the thing about that is now i'm even more paranoid about every stupid braxon-hicks contraction i have. i feel it start and i think, is this one going to hurt? is this the start of real labor? should i look at the clock and be timing this? when is the next one going to happen? and every night i fall asleep wondering if i'll be woken up in the middle of the night going into labor. every morning i wake up and i'm still pregnant and i wonder, is today the day? will our baby come today? then i go back to bed at night, still pregnant, shaking my fist at the labor gods because i'm still HUGE and i'm still waddling and my hips are still hurting and will this baby EVER come?????
the ironic thing is i still have two weeks left. two weeks! i shouldn't be crazy like this already, especially considering my track record. of course i've only got one baby to compare this to, but little buddy was born one day before his due date. it's more than likely that this pregnancy will last right up until the end as well.

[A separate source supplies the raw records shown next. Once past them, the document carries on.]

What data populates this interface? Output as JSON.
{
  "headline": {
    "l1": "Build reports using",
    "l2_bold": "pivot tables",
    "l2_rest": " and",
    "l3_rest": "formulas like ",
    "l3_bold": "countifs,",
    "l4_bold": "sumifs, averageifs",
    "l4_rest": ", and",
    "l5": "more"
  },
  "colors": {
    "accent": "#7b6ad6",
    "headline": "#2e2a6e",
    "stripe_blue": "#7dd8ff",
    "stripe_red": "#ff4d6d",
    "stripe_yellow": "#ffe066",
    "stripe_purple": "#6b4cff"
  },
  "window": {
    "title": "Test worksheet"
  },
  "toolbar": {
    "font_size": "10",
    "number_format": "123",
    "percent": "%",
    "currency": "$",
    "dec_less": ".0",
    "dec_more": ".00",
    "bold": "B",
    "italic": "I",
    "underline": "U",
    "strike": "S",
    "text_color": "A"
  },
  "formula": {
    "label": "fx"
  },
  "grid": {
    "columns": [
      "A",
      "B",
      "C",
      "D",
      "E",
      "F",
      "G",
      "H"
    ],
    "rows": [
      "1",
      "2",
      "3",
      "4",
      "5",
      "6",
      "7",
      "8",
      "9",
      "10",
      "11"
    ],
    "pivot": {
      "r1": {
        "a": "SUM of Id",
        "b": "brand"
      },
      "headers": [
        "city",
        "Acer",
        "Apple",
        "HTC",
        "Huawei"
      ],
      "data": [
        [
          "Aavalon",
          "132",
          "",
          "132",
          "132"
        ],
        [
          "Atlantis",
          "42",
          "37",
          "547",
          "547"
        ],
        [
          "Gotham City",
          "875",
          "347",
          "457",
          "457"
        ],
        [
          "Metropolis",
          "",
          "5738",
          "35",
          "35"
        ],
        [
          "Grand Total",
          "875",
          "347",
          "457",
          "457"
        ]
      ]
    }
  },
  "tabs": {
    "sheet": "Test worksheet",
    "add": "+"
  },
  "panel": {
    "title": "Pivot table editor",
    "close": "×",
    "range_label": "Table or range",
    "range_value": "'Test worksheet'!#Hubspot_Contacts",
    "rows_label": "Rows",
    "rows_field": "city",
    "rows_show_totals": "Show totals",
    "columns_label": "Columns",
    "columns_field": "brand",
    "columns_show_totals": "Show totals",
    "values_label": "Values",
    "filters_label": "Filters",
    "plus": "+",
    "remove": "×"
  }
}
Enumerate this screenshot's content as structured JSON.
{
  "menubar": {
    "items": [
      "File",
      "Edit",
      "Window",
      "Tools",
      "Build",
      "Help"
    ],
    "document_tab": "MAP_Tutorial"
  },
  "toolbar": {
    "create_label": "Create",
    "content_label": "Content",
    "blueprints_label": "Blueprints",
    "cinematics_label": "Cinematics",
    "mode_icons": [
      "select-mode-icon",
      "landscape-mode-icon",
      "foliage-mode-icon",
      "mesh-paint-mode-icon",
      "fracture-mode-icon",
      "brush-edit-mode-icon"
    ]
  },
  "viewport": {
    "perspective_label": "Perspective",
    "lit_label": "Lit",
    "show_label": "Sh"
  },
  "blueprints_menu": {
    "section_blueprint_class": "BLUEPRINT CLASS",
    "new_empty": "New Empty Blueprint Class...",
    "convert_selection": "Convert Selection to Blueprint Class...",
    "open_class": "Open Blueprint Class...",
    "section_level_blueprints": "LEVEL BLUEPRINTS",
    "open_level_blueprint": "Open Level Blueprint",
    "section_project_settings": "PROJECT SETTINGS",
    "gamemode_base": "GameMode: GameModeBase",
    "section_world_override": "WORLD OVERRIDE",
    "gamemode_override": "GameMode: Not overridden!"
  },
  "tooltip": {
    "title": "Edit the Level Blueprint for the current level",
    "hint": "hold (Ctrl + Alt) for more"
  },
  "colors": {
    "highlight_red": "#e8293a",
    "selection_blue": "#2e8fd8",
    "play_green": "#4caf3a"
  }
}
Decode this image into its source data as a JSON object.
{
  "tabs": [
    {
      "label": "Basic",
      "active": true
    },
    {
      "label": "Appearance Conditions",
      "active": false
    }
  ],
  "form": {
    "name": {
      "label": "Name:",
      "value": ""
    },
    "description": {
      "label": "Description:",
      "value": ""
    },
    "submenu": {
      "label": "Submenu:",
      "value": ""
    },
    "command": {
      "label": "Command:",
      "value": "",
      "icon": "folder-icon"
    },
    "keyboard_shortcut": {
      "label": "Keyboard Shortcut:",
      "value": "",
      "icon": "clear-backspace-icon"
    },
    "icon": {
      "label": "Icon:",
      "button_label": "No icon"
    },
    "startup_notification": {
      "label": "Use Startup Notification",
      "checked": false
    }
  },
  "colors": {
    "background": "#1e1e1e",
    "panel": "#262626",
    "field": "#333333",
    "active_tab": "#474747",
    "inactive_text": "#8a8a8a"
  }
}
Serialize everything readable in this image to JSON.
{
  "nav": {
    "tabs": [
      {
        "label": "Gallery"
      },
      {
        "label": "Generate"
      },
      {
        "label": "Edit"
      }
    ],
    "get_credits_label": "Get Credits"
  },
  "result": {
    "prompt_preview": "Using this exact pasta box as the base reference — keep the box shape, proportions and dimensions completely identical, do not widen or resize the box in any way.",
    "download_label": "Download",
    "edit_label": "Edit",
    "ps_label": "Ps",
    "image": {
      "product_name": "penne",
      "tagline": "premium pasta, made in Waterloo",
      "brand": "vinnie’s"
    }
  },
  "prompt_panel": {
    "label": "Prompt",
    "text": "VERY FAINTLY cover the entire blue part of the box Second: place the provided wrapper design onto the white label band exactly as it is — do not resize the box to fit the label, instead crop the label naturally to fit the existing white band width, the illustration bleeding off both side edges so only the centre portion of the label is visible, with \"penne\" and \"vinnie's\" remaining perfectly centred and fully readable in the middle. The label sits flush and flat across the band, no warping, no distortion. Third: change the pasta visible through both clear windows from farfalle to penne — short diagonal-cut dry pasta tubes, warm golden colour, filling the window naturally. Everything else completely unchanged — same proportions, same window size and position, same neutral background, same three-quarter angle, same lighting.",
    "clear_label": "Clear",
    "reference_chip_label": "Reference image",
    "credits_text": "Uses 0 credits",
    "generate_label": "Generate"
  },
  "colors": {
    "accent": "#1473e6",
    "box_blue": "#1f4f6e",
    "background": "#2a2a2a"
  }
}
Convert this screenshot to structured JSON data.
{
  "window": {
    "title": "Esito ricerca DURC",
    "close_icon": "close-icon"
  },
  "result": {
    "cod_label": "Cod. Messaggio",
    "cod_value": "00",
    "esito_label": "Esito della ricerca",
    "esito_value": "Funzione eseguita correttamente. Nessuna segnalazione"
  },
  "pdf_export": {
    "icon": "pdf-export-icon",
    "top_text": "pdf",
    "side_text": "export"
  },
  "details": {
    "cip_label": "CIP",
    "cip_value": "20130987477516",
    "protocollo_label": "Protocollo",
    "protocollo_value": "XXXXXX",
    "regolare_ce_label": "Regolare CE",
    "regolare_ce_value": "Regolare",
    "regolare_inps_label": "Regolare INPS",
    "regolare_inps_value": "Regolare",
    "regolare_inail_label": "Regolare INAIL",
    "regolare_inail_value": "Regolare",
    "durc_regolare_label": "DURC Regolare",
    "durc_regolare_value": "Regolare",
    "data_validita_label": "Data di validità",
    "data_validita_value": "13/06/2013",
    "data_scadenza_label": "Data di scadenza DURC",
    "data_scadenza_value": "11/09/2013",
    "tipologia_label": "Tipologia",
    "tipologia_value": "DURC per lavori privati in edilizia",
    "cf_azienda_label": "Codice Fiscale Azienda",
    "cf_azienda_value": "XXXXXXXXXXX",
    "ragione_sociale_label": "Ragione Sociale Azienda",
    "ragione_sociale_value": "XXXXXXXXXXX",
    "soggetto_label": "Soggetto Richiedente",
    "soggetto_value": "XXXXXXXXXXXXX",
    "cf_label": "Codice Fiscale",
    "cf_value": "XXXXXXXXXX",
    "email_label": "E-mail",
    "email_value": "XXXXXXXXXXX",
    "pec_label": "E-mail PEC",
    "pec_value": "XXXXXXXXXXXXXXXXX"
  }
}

poor hubby is going crazy too, mostly from stress. i'm stressing him out which is normal (i am his wife....and wives stress out their husbands....even if they don't mean to....right?) and he's also stressed because of work, money, lack of sleep, and the impending birth of our baby. he is excited and terrified just like me.
well we're down to two weeks. two weeks.....two weeks....i can't believe it.
Friday, September 11, 2009
i was fifteen years old in september of 2001. for some reason, school had a late start that day. i was in my bedroom listening to a cd and getting ready to leave when my dad came downstairs. he told me that i needed to go upstairs right away, there was something i needed to see. at first i thought i was in trouble. until i walked upstairs and watched the news in my parents' bedroom.
i was shocked, and didn't really know how to react. as i watched the news the second tower was hit. a few minutes later i was walking out my front door on my way to school.
the whole day was spent watching the news. every class i went to the tv was on, we all sat watching the footage being played over and over again. i learned of the attack on the pentagon and also of flight 93. i was horrified. i was appalled. i was scared and unsure of what the future held for our country, for me, for my family. but i did not cry that day.
looking back it is blantantly obvious to me that i did not fully understand the implications of that day. as an adult i am much more affected by it. i've probably teared up at least five or six times already today.
i will never forget the nearly 3,000 people who lost their lives that day. i will never forget the courage of the first responders, who were running in to the towers as everyone else was running out. i will never forget the way our nation was united in the days following. i will never forget the sacrifices made. this picture was taken last year at a local healing field. (there are many across the country. look here to see where....if there is one near you i would definitely recommend going.) hubby and i go every year. along with the flags for every life lost on september 11 are flags for every soldier from our state who has lost their life since in the war on terror. every year i cry, i pray, and i thank god for my country and the opportunity i have to live here with my family.
last year i witnessed one of the most beautiful things i have seen in my life. there was a woman with a bouquet of flowers, kneeling at the base of a flag....crying and praying for her soldier. attached to the flag was a yellow ribbon and a card with the soldier's name, rank, area of service, and the date he died. i cannot even imagine what she must have been thinking and feeling. it is an image that will never leave my mind. her soldier gave the ultimate sacrifice for our country, for our way of life, for our safety and freedom.
from the national september 11 monument at ground zero:
"May the lives remembered, the deeds recognized, and the spirit reawakened be eternal beacons, which reaffirm respect for life, strengthen our resolve to preserve freedom, and inspire an end to hatred, ignorance and intolerance."
and may we all remember to be grateful for our lives, our families, our country, and all of the freedoms which we take for granted every day.
god bless america, and god bless our american heroes.